Walk out the front door. Make it known past your circle of friends that you make beats and you're looking to make something of them. If you're at a party, make sure you're meeting people and finding out what they could potentially do to help you on your quest. Be ready and willing to back up your words with your beats.
Find local talent
All around the world, kids are spitting lyrics in school playgrounds - and by college age, some of them are quite polished rhyme smiths. Keep an open mind and advertise locally for MCs and general lyrical talent. For the best response, remember to big yourself up a bit in the ad.
You don't have to work face-to-face with talent. You might find it even easier to find rappers online, and some of them will have access to recording equipment or perhaps their local college recording studio. Get yourself into instant messaging and install Voice-over-IP software so that you can dial in to the recording session remotely.
Any old rapper will not do. If you've worked hard to get every element of your instrumental right, it deserves to be blessed with a suitable vocal performance. Listen for their tone of voice, how their rhythms sit on your beat, the quality of their flow and the relevance and entertainment value of their lyrical content. Even if they're an incredible rapper, they might not be the right one for your beats.
Takes and comping
Always get multiple takes of a verse even if you feel that the MC got it in one. Listen carefully to their delivery and don't be afraid to suggest some improvements. If you're worried about an ego clash, tell them you'd like an 'alternative version' of their flawless take, just in case. Avoid comping rap verses!
Make sure you set a professional working relationship from the off and be clear about what you intend to offer and what you expect from the talent you work with. If appropriate, sign a written agreement so that you're clear on terms and they can see that you're serious. Do not engage time wasters.
Any mic will do
You could spend your lunch money on a microphone, or you could spend a year's wages.
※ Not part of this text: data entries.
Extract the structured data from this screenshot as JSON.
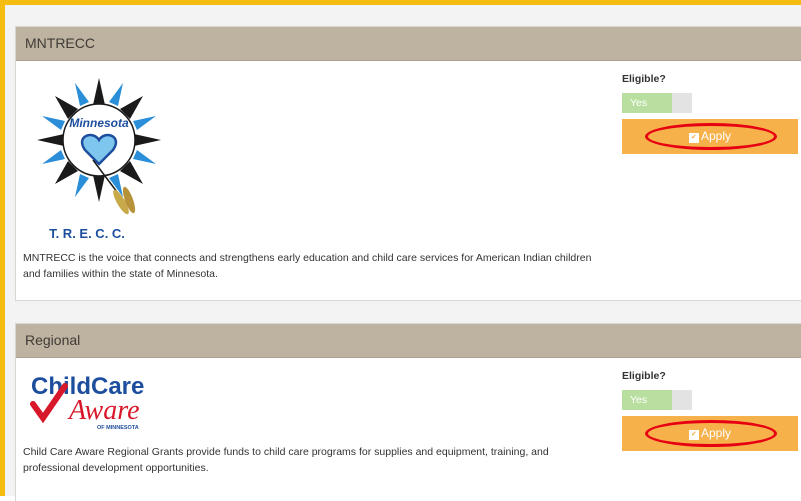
{
  "panels": [
    {
      "heading": "MNTRECC",
      "logo_text": {
        "top": "Minnesota",
        "bottom": "T. R. E. C. C."
      },
      "description": "MNTRECC is the voice that connects and strengthens early education and child care services for American Indian children and families within the state of Minnesota.",
      "eligible_label": "Eligible?",
      "eligible_value": "Yes",
      "apply_label": "Apply"
    },
    {
      "heading": "Regional",
      "logo_text": {
        "line1": "ChildCare",
        "line2": "Aware",
        "line3": "OF MINNESOTA"
      },
      "description": "Child Care Aware Regional Grants provide funds to child care programs for supplies and equipment, training, and professional development opportunities.",
      "eligible_label": "Eligible?",
      "eligible_value": "Yes",
      "apply_label": "Apply"
    }
  ],
  "colors": {
    "frame": "#f5bd10",
    "heading_bg": "#bdb3a0",
    "apply_bg": "#f7b14b",
    "toggle_on": "#b9dfa0",
    "highlight_ring": "#e60012"
  },
  "icons": {
    "apply": "check-square-icon"
  }
}
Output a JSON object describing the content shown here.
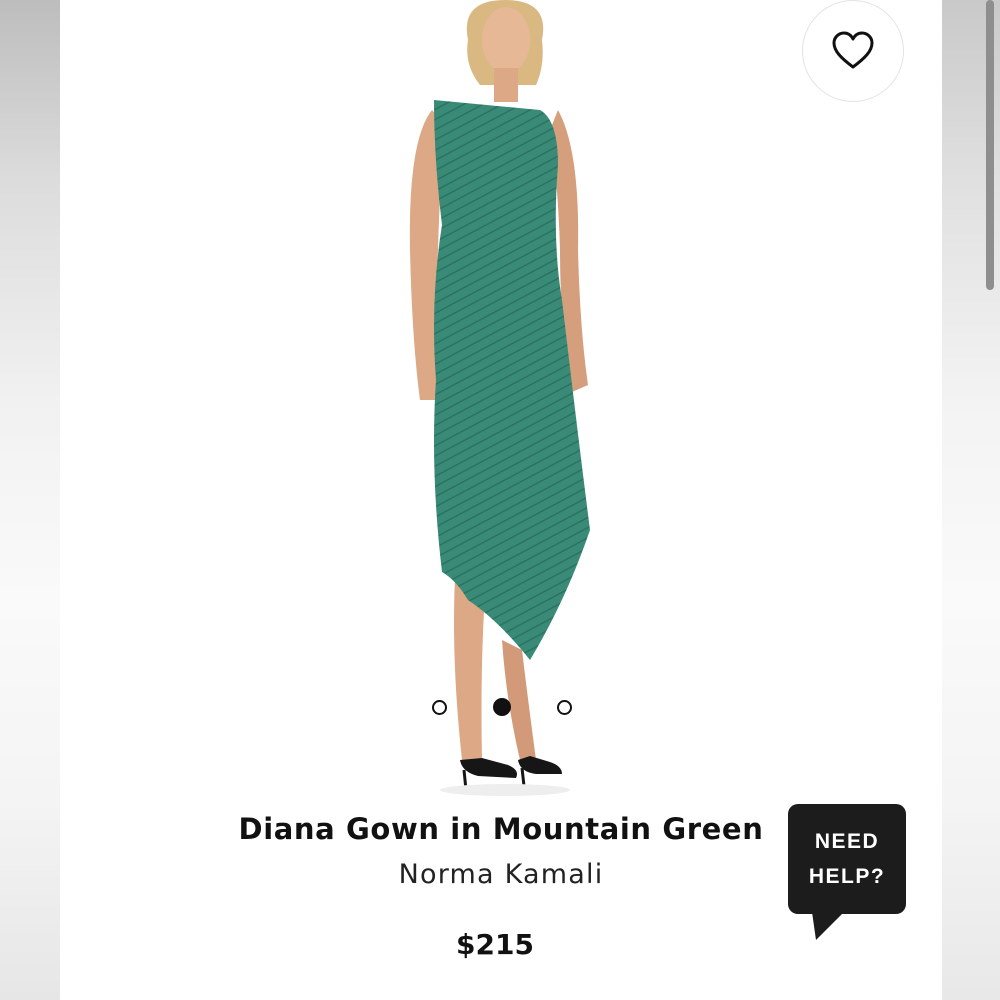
{
  "colors": {
    "dress": "#3a8a78",
    "help_bubble": "#1c1c1c",
    "text": "#111111"
  },
  "icons": {
    "wishlist": "heart-icon"
  },
  "gallery": {
    "image_count": 3,
    "active_index": 1
  },
  "product": {
    "title": "Diana Gown in Mountain Green",
    "brand": "Norma Kamali",
    "price": "$215"
  },
  "help": {
    "line1": "NEED",
    "line2": "HELP?"
  }
}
The truth is, the performance is much more important - especially when you're just getting started. Definitely get the best mic you can afford, but never let the lack of a dream piece of kit slow down your pursuit of stardom.
Pop and lock
A pop shield is a good idea, especially if you're working with someone who really projects their voice (and you should be!). You can pick one up for next to nothing, or you can do the old trick of stretching a pair of tights over an old TV aerial or coat-hanger. Again, any shield is better than nothing, even if it's makeshift.
Catching a position
The positioning of the microphone and the pop shield in relation to the vocalist depends on many factors. Take guesswork out of the equation by sticking on your own headphones and listening to the sound while you move the mic and find the perfect position. Remember that the angle of the mic counts as well as the distance.
The vocal chain
Where possible, record the vocals through a compressor to keep the dynamic range in check. A high-pass filter might be a good idea, but all other EQ should usually be avoided at the tracking stage. It's important that the MC hears a compressed version of their voice back through the headphones as well.
Big up their voice
When recording with the vocalist you can help them to get into the zone and produce an awesome performance by making what's in the headphones sound outstanding. Create a separate mix for the vocalist (remembering to save your original safely), turning up the elements they want to hear more of. You should also make sure their voice has a touch of tight, close reverb on it for that larger-than-life sound.
Liked this? Now read: 10 hip-hop production tips